The mother of Sandra Bland told the Rev. Al Sharpton, in an exclusive interview with MSNBC's PoliticsNation, that she doesn't believe the current investigation into her daughter's death will lead to the truth. For those answers, she is looking to God.
"I have confidence in God and knowing that he is in control and he is going to reveal the real truth," Geneva Read-Veal said on Thursday. "Confidence in man I do not have at this point."
Sandra Bland, 28, was stopped and arrested July 10 after she reportedly failed to use a signal when switching lanes. Bland was in the process of relocating to Texas because she had just received a job with her alma mater, Prairie View A&M University, when she was arrested. Three days after her arrest, Bland's lifeless body was found hanging in her cell. Police claim that Bland committed suicide, but her family have said that they don't believe the woman they knew, who was excited about starting her new job, would have killed herself.
Bland had taken a road trip with her mother just a week before her death. They went to Memphis, Tenn., to visit family. Read-Veal said that on the trip, her daughter spoke of the new job she hoped to get.
"Her spirits were lifted spirits; she was excited about the next chapter in her life," Read-Veal said.
Bland left her mother a voice mail four days before she died.
"Hi, Mommy It's me!" an elated Bland can be heard saying on the recoding. "Just wanted to let you know I made it, I am here. I am here! Call me when you get a chance. Love you, bye-bye."
"That was the last voice mail I got from her," Read-Veal said. "When I hear that voice, what goes through my mind is the absence of that smile."
On Thursday medical examiners ruled Bland's death a suicide, and an official autopsy showed no signs of a struggle, according to NBC News.
The family has asked for an independent autopsy.
Read-Veal added that she was "overwhelmed" and "overjoyed" at the national attention her daughter's death has received. She noted that she wants what happened to her daughter to be cause for change.
"I want Sandy to be remembered as an activist—sassy, smart, and she knew her rights," Read-Veal said. "Do the research while this is going on, so you know your [rights] and it's not your daughter, your son, your kid.
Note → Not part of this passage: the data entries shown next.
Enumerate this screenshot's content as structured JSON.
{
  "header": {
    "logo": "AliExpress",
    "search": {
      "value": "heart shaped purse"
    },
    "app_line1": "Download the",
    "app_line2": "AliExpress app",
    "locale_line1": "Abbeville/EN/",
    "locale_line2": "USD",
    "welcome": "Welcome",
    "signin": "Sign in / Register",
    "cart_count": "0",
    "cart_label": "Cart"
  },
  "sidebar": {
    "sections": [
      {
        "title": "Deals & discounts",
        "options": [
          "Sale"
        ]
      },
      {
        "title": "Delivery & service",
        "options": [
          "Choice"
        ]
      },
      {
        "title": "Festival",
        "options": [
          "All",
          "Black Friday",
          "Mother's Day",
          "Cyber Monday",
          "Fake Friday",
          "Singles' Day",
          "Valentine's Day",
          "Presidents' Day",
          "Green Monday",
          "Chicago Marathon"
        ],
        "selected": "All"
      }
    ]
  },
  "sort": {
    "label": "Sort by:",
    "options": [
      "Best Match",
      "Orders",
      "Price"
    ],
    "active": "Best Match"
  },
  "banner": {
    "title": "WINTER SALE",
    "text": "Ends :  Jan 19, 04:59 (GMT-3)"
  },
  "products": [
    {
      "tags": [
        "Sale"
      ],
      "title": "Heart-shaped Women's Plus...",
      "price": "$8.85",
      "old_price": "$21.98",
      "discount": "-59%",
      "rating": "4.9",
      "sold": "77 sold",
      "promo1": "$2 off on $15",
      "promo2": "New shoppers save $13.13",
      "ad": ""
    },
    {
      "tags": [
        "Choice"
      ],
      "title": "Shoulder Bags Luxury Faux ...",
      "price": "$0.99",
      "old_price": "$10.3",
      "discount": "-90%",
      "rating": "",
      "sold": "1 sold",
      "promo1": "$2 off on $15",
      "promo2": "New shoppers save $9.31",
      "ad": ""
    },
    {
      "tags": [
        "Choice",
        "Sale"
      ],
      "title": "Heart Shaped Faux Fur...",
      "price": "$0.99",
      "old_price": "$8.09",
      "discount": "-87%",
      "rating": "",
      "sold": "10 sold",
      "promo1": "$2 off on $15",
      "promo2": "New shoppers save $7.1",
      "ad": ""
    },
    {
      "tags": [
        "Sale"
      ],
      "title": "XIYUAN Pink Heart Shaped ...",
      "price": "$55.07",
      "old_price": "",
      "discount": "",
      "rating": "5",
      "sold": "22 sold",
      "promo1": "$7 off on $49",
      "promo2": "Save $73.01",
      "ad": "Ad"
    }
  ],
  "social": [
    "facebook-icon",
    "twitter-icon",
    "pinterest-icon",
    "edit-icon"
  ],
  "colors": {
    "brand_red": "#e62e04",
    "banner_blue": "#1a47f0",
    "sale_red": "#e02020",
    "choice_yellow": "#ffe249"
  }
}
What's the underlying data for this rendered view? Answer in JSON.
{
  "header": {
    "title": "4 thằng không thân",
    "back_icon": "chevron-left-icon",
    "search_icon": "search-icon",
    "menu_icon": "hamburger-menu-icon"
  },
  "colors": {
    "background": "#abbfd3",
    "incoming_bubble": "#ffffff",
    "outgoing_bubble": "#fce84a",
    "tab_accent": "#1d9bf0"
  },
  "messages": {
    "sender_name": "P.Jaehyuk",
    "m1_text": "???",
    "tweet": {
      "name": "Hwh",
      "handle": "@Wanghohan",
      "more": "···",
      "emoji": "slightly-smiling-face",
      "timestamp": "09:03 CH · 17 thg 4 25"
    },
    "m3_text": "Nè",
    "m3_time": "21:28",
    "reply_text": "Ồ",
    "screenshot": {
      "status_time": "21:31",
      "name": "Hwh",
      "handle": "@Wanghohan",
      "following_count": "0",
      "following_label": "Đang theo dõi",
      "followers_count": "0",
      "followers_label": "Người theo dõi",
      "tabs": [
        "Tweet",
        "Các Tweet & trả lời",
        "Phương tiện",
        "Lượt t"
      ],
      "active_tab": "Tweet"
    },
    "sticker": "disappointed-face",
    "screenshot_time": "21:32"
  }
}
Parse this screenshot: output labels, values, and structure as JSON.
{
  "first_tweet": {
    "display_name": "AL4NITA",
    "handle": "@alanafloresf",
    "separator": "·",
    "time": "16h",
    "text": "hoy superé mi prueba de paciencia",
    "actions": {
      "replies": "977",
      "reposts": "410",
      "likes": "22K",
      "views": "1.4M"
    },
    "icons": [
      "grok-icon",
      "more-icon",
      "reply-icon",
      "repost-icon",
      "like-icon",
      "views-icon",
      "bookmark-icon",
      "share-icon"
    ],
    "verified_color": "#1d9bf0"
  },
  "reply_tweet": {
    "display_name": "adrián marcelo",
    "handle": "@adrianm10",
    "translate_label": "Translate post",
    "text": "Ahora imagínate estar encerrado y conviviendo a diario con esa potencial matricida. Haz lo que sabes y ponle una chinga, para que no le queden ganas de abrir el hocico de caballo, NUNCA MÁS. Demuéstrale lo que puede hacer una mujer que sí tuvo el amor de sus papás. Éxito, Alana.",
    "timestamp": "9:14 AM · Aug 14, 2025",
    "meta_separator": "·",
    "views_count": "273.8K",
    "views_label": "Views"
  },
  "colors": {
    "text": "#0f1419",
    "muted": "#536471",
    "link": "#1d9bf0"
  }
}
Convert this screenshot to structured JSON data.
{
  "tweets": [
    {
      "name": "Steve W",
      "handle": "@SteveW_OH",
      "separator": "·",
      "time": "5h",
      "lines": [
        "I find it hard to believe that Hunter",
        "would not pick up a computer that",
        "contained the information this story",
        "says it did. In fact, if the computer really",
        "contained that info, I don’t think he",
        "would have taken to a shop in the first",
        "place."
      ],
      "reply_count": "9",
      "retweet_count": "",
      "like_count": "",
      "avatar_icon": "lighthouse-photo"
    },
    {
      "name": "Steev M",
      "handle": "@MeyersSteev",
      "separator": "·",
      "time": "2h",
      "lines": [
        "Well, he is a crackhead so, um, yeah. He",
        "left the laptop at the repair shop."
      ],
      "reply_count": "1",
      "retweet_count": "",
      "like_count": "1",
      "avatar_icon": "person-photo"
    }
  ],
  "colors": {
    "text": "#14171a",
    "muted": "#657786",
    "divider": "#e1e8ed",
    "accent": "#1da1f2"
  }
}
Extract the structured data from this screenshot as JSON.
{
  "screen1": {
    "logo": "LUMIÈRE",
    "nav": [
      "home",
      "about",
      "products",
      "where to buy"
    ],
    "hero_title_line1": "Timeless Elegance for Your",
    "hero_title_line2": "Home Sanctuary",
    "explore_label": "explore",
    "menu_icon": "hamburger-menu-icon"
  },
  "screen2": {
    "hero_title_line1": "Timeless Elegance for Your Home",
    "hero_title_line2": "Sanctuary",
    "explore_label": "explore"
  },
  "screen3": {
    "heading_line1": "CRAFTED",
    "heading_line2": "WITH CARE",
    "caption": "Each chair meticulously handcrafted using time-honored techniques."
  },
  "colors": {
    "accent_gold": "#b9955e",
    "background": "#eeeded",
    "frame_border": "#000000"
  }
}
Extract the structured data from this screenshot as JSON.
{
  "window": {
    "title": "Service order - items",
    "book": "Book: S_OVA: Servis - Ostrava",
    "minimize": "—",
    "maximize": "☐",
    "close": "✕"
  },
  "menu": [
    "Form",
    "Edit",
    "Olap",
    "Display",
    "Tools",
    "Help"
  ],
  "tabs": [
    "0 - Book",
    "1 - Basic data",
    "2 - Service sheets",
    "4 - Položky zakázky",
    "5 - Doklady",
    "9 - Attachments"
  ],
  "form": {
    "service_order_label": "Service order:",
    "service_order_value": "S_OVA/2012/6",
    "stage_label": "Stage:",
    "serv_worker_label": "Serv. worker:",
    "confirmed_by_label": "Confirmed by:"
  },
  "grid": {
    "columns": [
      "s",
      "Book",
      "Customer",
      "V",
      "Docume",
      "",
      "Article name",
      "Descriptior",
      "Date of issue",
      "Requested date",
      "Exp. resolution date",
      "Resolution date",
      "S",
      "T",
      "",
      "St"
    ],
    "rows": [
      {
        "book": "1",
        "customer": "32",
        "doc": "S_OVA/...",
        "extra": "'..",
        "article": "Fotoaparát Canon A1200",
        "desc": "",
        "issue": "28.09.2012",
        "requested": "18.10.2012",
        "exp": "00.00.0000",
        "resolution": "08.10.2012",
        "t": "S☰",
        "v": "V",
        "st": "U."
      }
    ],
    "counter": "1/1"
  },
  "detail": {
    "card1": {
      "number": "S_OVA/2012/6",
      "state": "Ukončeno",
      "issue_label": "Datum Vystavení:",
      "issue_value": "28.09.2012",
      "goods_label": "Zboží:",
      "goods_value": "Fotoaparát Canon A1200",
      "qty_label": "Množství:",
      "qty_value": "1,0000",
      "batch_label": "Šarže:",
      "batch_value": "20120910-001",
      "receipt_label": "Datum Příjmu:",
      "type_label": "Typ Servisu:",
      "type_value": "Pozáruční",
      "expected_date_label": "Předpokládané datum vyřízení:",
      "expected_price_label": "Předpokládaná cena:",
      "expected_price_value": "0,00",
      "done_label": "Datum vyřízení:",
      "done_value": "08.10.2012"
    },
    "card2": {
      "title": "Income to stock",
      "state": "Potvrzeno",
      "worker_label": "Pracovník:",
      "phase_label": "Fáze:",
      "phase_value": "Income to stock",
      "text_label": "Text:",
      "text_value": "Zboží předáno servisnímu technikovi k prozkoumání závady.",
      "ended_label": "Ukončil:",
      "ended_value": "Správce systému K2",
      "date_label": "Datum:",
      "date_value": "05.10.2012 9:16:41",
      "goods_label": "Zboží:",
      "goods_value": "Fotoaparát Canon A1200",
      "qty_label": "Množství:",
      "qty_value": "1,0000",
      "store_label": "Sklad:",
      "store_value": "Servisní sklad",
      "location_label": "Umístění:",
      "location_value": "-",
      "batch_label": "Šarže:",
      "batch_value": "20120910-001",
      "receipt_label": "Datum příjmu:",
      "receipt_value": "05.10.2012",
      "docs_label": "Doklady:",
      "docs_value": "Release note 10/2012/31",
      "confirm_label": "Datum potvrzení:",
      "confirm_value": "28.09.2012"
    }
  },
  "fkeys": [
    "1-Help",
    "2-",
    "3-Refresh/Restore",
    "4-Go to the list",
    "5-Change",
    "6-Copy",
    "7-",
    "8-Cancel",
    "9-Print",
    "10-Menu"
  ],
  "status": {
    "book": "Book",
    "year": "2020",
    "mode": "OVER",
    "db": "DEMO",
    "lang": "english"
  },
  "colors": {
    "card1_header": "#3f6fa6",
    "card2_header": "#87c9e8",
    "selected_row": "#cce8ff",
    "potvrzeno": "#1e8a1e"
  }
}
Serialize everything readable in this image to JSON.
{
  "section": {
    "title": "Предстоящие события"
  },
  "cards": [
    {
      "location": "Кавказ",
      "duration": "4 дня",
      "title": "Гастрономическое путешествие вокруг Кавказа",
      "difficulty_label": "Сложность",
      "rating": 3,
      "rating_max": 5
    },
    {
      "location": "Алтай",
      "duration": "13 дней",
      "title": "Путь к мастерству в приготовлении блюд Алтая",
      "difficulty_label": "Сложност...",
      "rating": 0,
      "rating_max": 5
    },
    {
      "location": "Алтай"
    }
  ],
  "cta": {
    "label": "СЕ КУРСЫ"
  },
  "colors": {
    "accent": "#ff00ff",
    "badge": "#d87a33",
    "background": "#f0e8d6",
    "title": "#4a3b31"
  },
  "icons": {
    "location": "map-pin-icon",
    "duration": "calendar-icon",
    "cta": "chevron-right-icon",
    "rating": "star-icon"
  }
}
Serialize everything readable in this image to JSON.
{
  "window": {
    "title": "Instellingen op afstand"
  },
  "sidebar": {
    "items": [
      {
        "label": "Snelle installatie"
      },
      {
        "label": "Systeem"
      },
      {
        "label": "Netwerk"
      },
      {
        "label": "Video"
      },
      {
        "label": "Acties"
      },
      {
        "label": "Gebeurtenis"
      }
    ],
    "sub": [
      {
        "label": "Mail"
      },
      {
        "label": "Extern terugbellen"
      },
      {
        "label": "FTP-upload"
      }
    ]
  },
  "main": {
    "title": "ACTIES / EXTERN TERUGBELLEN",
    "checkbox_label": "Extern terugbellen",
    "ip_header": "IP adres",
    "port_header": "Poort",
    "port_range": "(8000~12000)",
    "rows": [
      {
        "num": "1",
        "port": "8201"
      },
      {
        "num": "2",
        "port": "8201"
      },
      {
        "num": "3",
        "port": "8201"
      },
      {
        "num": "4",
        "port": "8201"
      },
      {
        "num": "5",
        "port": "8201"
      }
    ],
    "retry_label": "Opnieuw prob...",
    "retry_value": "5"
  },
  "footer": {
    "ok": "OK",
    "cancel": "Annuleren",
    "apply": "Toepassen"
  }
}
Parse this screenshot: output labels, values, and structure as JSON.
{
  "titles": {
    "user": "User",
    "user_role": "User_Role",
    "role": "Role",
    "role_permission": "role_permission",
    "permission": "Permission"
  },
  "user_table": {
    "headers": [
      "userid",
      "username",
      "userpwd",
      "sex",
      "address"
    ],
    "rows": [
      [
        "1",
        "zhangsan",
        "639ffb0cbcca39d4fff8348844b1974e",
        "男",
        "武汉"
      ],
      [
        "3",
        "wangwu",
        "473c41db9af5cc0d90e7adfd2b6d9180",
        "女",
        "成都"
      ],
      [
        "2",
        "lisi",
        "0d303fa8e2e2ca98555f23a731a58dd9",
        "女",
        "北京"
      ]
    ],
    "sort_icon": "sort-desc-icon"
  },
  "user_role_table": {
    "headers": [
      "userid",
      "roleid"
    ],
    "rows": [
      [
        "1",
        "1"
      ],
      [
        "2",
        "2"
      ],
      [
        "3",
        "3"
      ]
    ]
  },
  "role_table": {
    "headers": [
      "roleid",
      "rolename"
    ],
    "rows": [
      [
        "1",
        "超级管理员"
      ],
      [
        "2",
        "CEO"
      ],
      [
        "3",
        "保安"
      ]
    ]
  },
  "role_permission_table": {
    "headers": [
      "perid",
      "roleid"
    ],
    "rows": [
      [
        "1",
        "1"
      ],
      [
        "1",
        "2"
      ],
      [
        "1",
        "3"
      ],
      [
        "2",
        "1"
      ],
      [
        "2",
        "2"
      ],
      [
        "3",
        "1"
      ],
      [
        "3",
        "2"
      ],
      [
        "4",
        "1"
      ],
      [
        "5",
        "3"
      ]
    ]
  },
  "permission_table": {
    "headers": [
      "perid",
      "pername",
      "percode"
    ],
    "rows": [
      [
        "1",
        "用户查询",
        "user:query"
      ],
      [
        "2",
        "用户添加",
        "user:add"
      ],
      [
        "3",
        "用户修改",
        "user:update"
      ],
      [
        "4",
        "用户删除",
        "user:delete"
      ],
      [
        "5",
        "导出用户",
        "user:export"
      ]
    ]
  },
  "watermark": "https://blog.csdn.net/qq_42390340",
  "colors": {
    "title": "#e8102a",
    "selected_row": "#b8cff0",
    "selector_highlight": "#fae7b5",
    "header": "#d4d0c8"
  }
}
That's what I want. The anger can be channeled into something so much greater than the incident that happened to Sandy."